A nice graphical guide on COVID-19 vaccines: https://www.nature.com/articles/d41586-020-01221-y
To grow the virus and inactivate them by chemical reagents is the standard setup for (older) influenza vaccine systems that are egg- or cell-culture-based. From such a setup whole-virus- or subunit vaccines can be derived.
Interesting COVID-19 vaccine development landscape publication in Nature.
To produce a vaccine, you will need at least:
In biopharmaceutical production you have two kind of extremes in the facility design:
Of course, everything between those two designs is possible. Both types can be designed to produce multiple products which is referred to as a "multi-product facility". Depending on the automation grade you will need more or less staff with more or less training and experience. For the ramp-up of the facility and for ongoing troubleshooting you will need (highly) educated stuff.
The vaccine production systems can be roughly classified into these variants:
These outlined systems are quite different, and, therefore, the facilities will look different. However, a well-designed multi-product facility should be able to cover a wide range of the possible vaccine types because basic fluid handling and a lot of other steps are similar.
The most similar historical equivalent I can think of is the penicillin production, although there the circumstance where quite different.
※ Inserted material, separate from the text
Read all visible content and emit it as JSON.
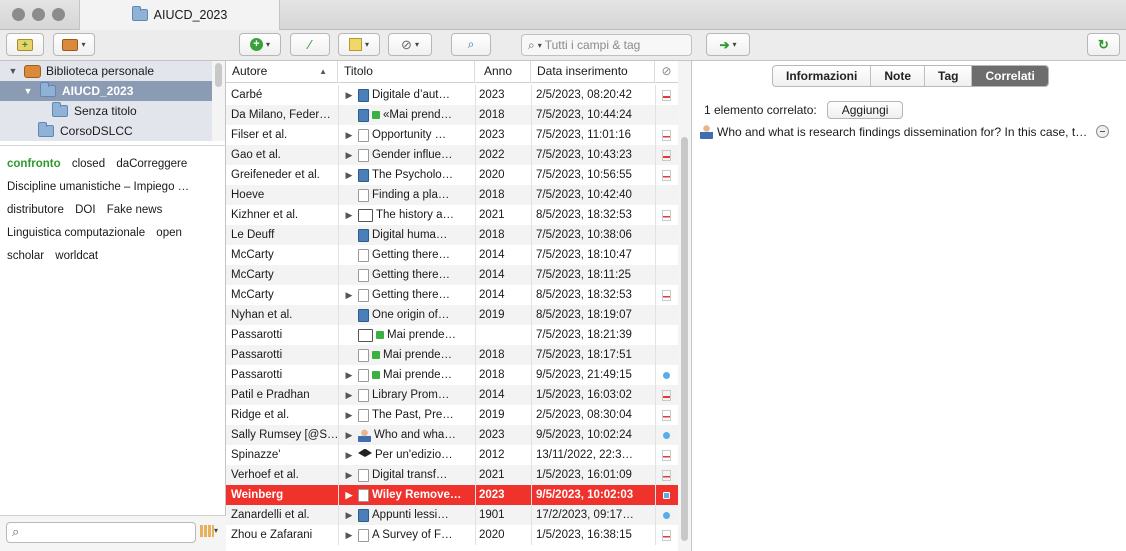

Vaccines are one of the most cost-effective medical preventive measures but usually the margins are thin. This is why the investments in such products has not seen the levels of treatments of civilization diseases, e.g., cancer or diabetes.
Edit: Added large scale process to the points at the beginning.
No direct prediction from my side but a link to a report:
The full PDF report (linked on the website) has on page 15 a overview of possible outcomes that could be a basis for discussion.
Link to a/the German source incl. translation: https://www.lesswrong.com/posts/ACyGvQchWzGjGkKgS/coronavirus-open-thread?commentId=TSP5KNPxnSZRM8Sai
See here: https://www.statnews.com/2020/03/19/an-updated-guide-to-the-coronavirus-drugs-and-vaccines-in-development/
Interesting comment on a (maybe) new symptom, i.e., loss of smell and taste for several days, of a COVID-19 infection in an interview of a MD with focus on Virology in Germany:
Google translation of the interesting part:
"Almost all infected people we interviewed, and this applies to a good two thirds, described a loss of smell and taste lasting several days. It goes so far that a mother could not smell the full diaper of her child. Others could no longer smell their shampoo, and food began to taste bland. We cannot yet tell exactly when these symptoms will appear, but we believe a little later in the infection." (emphasize mine)
Sample size: approx. 100 patients, not very severe cases, i.e., no hospitalization (stated in the interview).
German newspaper source: https://www.faz.net/aktuell/gesellschaft/gesundheit/coronavirus/virologe-hendrik-streeck-ueber-corona-neue-symptome-entdeckt-16681450.html
Google translate link to English: https://translate.google.com/translate?hl=en&sl=de&u=https://www.faz.net/aktuell/gesellschaft/gesundheit/coronavirus/virologe-hendrik-streeck-ueber-corona-neue-symptome-entdeckt-16681450.html
However, I am not sure what the base rate of smell and taste loss is during an influenza or common cold infection?
What I know from clean rooms in the biopharmaceutical production is that you avoid there cardboard at all because there is no straightforward way for disinfection (besides the particulate contamination that comes with them). Therefore, one approach is to remove the cardboard as soon as possible and put it away (and wash your hands afterwards).
Edit - Additional comment to make the statement more precise:
There is no straightforward way for disinfection of cardboard without destroying it, i.e., the cardboard soaks in the cleaning agent and will disintegrate.
Monitor the situation, e.g., with dashboards like this: https://www.arcgis.com/apps/opsdashboard/index.html#/bda7594740fd40299423467b48e9ecf6